*** EXERCISE DATA ***

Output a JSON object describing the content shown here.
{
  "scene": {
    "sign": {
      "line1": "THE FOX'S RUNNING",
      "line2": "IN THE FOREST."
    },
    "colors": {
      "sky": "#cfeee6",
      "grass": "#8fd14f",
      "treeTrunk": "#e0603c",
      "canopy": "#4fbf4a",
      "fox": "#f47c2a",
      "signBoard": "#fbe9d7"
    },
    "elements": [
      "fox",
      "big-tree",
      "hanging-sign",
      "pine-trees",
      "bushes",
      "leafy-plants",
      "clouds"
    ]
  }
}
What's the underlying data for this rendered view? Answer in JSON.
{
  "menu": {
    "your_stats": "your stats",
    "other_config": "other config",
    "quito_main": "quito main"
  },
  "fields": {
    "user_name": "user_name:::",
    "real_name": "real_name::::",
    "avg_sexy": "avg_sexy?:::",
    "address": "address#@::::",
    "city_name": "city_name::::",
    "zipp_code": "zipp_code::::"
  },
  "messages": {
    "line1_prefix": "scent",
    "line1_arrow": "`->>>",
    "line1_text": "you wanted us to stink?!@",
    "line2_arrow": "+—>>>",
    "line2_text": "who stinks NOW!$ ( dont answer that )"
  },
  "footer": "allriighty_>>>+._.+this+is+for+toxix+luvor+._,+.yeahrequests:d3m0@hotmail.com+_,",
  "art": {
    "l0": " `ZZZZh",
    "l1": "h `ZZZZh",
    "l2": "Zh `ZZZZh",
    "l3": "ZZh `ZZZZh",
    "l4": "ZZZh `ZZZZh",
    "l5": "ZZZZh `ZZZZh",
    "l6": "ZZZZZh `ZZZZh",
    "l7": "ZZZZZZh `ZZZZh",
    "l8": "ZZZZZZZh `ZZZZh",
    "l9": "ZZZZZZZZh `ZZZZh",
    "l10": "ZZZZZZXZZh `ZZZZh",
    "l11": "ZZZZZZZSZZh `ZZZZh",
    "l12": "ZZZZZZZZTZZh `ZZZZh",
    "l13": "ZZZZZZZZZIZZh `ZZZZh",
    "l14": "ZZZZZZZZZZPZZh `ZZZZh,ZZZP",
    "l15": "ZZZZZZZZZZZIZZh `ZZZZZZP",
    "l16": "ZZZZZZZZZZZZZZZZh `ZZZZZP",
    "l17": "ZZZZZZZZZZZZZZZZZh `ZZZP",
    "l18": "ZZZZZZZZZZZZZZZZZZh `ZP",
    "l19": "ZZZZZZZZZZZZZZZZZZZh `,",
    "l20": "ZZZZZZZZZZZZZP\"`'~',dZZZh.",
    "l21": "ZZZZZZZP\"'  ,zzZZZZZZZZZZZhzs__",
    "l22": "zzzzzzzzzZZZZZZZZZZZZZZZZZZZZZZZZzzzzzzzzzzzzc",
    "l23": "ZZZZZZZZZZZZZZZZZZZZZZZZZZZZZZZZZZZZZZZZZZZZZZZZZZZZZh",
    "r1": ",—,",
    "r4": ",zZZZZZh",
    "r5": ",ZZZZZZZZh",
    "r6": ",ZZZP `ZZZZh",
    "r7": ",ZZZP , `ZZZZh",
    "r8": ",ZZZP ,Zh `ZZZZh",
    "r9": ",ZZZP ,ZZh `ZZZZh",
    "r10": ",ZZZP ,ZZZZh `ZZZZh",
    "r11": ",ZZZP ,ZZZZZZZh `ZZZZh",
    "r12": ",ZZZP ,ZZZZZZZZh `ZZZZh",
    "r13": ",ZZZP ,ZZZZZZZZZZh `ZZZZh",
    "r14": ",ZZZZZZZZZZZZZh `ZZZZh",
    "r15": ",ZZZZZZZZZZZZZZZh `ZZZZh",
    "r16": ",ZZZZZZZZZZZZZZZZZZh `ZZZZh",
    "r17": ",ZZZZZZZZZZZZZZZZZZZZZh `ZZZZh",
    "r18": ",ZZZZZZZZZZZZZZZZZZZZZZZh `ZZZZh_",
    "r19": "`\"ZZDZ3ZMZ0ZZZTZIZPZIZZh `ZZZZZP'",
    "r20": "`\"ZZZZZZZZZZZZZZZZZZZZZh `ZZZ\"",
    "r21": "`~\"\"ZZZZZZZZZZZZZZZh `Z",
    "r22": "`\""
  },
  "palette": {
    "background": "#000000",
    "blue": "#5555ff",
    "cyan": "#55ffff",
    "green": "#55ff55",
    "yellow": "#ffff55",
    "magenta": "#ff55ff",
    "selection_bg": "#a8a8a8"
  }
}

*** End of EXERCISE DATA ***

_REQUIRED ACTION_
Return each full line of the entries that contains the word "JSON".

_EXERCISE SOLUTION_
Output a JSON object describing the content shown here.
What's the underlying data for this rendered view? Answer in JSON.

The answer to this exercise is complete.